How do girls from poor backgrounds with a family income of less than Rs. 2 lakh per annum make it to Cornell University? Bag a job with Goldman Sachs? Or even dream of rising up in the socio-economic strata?
With Millennials running awry, four girls had their minds set on their goals. What do Swati, Kavita, Nilu, and Pooja have in common? All four come from families that are below the poverty line. However, they have turned the odds on their head with perseverance, stellar academic records, and some assistance from Katalyst. In their case, the saying “the sky is the limit”, has truly materialised into reality.
Swati Shinde is from Dapoli, a quaint town in Maharashtra. Back in the day, her family earned Rs. 36,000 per annum. However, after completing her B.E. in mechanical engineering from the College of Engineering (COEP) in Pune, she has been placed in IOCL and earns Rs. 8.50 lakh per annum.

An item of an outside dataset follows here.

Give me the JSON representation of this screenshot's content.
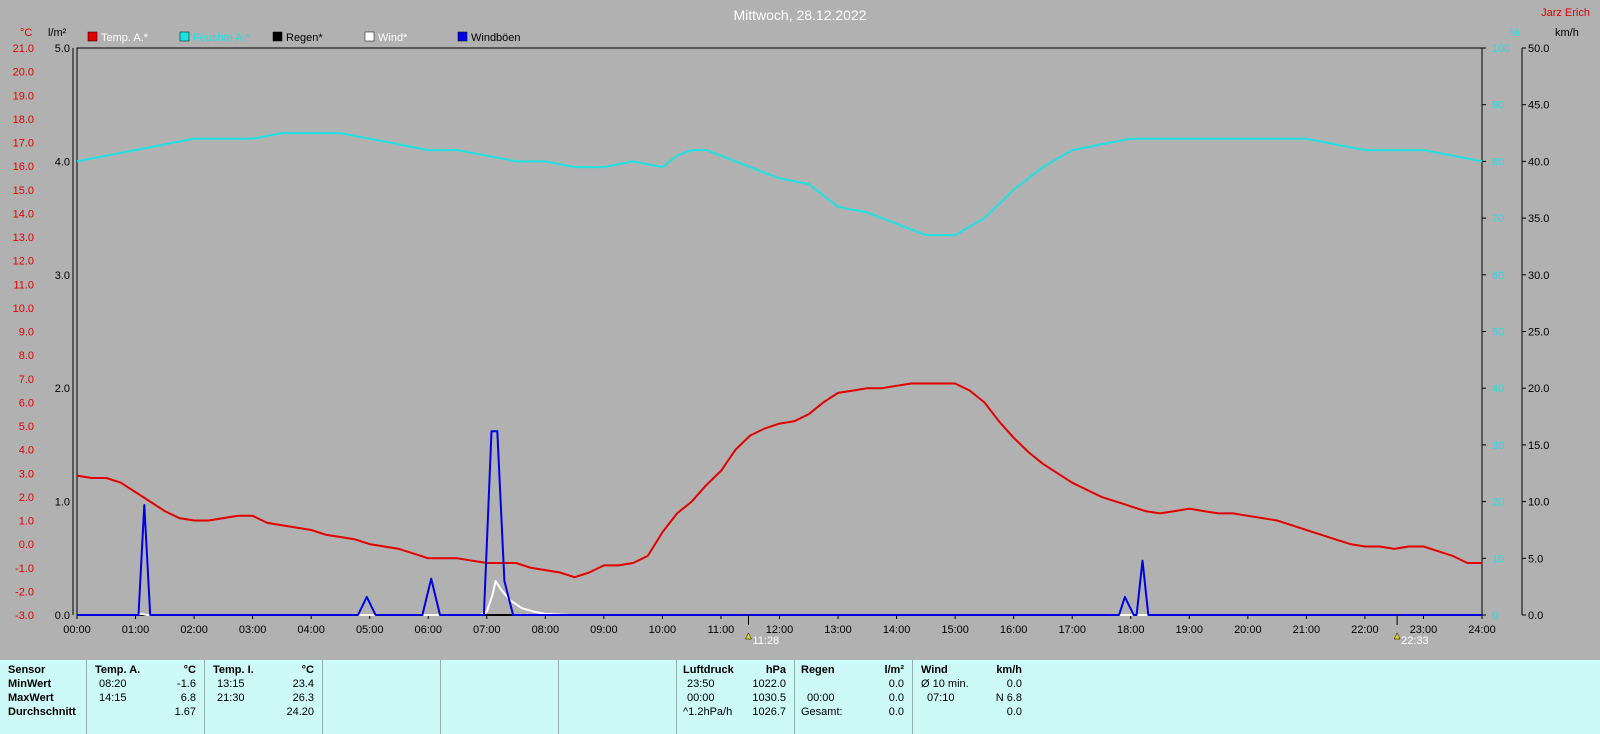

Kavita Khandekar used to live in a single room with her family of eight in central Mumbai. Her father, a chauffeur, had an annual salary of Rs. 1,20,000. She aced her exams in the BMC School and worked very hard to get into VJTI, a prime engineering institute for civil engineering. She maintained her academic records and was placed as a Jr. Site Engineer with Shapoorji Pallonji.
After working for two years she went back to pursue her post-graduation at NICMAR, Pune. Today, she has been absorbed by Samsung Builders and is working on a large residential cum commercial project.
Nilu Khed grew up in Solapur, a small town in Maharashtra. Her situation at home was as bleak as one of her fellow girls at Katalyst. Her ailing father was a farmer and arthritis limited his spatial abilities. Her father had rented out his small plot of land to another farmer. The rent he received was entirely dependent on the amount of rainfall and the crop turnout. However, it was at the most Rs. 75,000 per annum.
Nilu made it to a prestigious college in Pune. She got into COEP, Pune, for engineering with her own merit. However, she faced challenges in communication and finances. At this stage, Katalyst provided her with a subsidy for tuition and accommodation fee. She also underwent English speaking classes in order to improve upon her fluency and confidence. In addition, she received guidance from her HSBC mentor to plan her future career.
Her remarkable CAT score ensured admission into an IIM and she pursued her MBA in finance. There was no looking back; she was placed at Goldman Sachs with an annual compensation package of Rs. 13 lakh. In addition, the company relocated her to the US for a short stint. Presently, she has climbed the corporate ladder and is working at Deutsche Bank, Mumbai.
Pooja Prakash spent part of her childhood under a bus shed in Bengaluru. After her parent’s separation, she found herself living with her mother. Even though her father was a doctor, her mother got no support from him.
Armed with a distinction in computer science, Pooja had decided that she would enroll in a Masters programme abroad. She got a laptop and fee assistance. Moreover, her mentor identified the right college and helped her with the tedious college applications. Among the many universities that Pooja had applied to, she made it to the Cornell University. She was able to return the five lakh that Kaltalyst had sponsored her with, shortly after she started work at Yahoo, USA.
Today, Katalyst is not alone; slowly but surely the skills enhancement sector is picking up pace in India. It is essential for the country’s development to enhance the employability quotient of its meritorious youth. Katalyst was started in 2007. It enhances the employability of girls pursuing higher education in the engineering, medicine, architecture, and chartered accountant sector. This NGO not only hones their English speaking skills but they also train them for competitive exams and interviews. They ensure that girls with meritorious academic achievement receive enough funds for their living and tuition fee at educational institutions, health insurance for the daughter and mother, and a laptop per girl. In addition, they are assisted in getting internships and jobs at reputable MNCs. Presently, Katalyst has three centres in India – Pune, Bengaluru, and Mumbai. More than 22 girls have graduated and are working with an average starting salary ranging from Rs. 4–8 lakh per annum.